Strictly speaking, the title deeds are all the documents that constitute proof of the legal ownership of unregistered land and property. They also show past transfers of ownership through gifts, under wills and so on.
However, the vast majority of land in England and Wales is now registered. In December 1990, it became compulsory in England and Wales to register land at HM Land Registry on completion of a transaction, such as a sale and purchase. The official register at the Land Registry constitutes evidence of legal title, so traditional ‘title deeds’ are no longer needed for a sale, transfer, mortgage, and so on.
If the land is registered, the title deeds comprise the Official Copies of the registered title, the Title Plan, and any documents referred to in the register, such as an old conveyance. These additional title deeds will usually be available at the Land Registry. The Land Registry keeps a formal record of the legal title to a property in the Title Plan, together with three different registers, namely:
- Property register;
- Proprietorship register, and;
- Charges register.
The plan shows the boundaries to the property, and any other information that helps identify the legal title to the property.
This defines and describes the property, the address, and the rights benefiting the property such as any rights of way, a lease, and other positive rights attached to this property.
It is common for other documents to also be referred to in the property register. These may, for instance, refer to restrictive covenants, easements and so on. It is important to read the wording of the property register carefully so that you understand the extent of the property.
This contains information about who the owner is (the ‘Registered Proprietor’); the class of title (ie. absolute, qualified, possessory, leasehold); and any notices affecting the legal owner’s right to sell, mortgage, and so on.
This contains any charges (such as mortgages), and any other third party rights with respect to the property which may adversely affect the owner’s rights.

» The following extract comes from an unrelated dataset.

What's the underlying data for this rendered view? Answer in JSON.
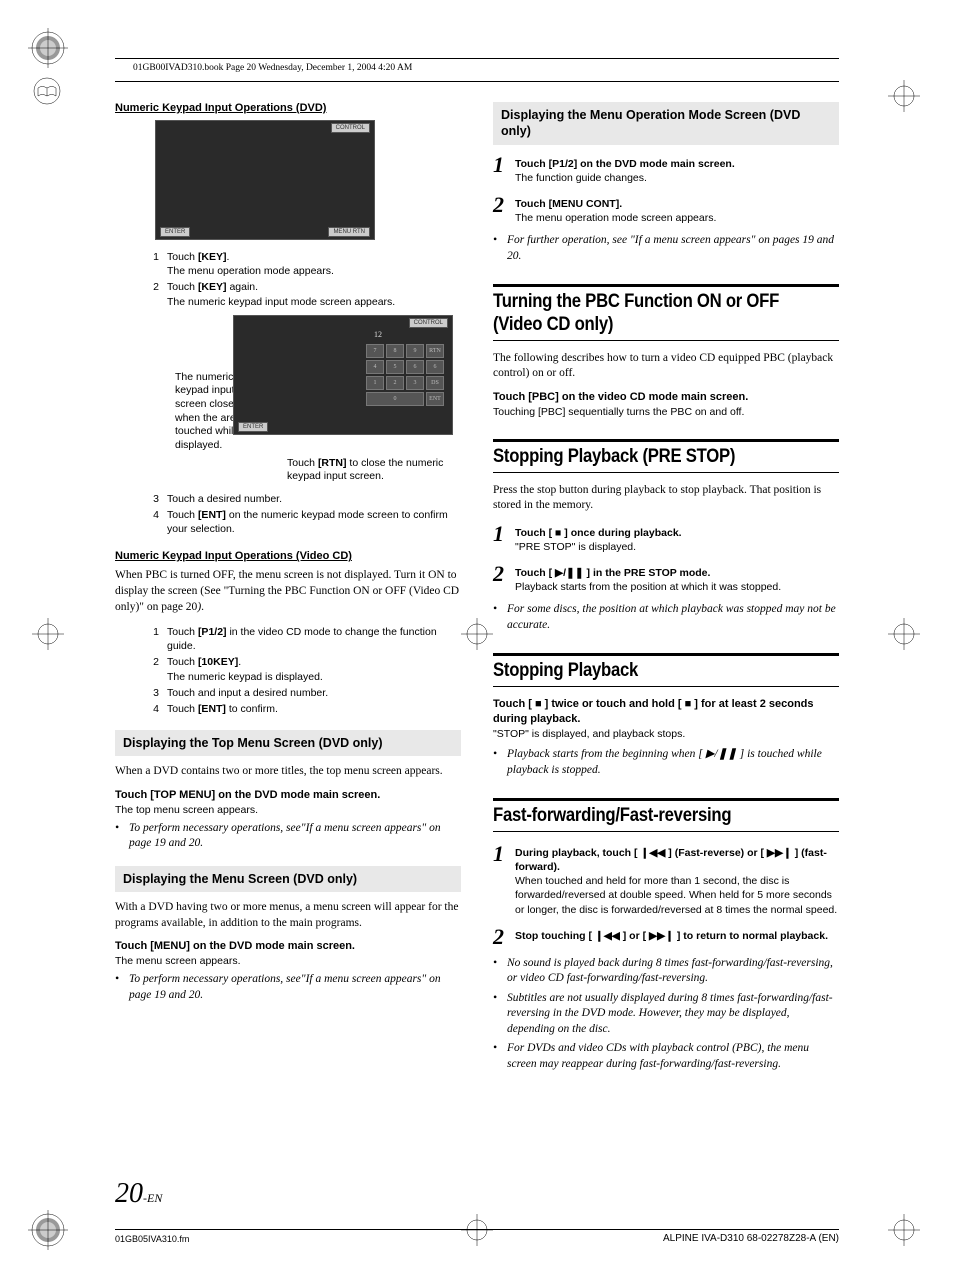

A common entry will be a restrictive covenant; for instance, restricting the owner from doing something with the land.
It is important to check the nature of restrictive covenants and whether there have been any breaches of the covenant – a subsequent purchase could be made liable. If there is a financial charge (ie. a mortgage) registered in the charges register, the consent of the lender will be required before any disposition of the property takes place. In practice, the mortgage would be redeemed on sale and the entry on the charges register removed.
In unregistered land, the title deeds are set out in separate documents such as conveyances, deeds of easements, grants of probate, death certificates, leases, memorandum of sale, and so on. A set of these title deeds which shows an unbroken chain of ownership over a number of years is called an Epitome of Title.
A seller of unregistered land will need to produce this to a potential buyer of the property.
This is a legal deed that transfers the legal ownership of the property to someone else.
Deeds of easement
A deed of easement is a formal legal document that grants rights of way over property which belongs to another owner.
A mortgage deed is a legal document evidencing a financial loan secured on the land in favour of a bank or building society.
A lease is an agreement between the landlord and the tenant as to the occupation of the landlord’s property for a certain period of time in return for a payment of rent, services charges, or for a premium in the case of a long lease.
The lease (if current) will typically include a rent review clause and it is important to check whether it is an upwards or downwards rent review clause. Upwards rent review means that the tenant will not be able to have the rent at any lower rent than it is now even if the market prices fall. With a downwards rent review clause, the rent can only be less than the current amount.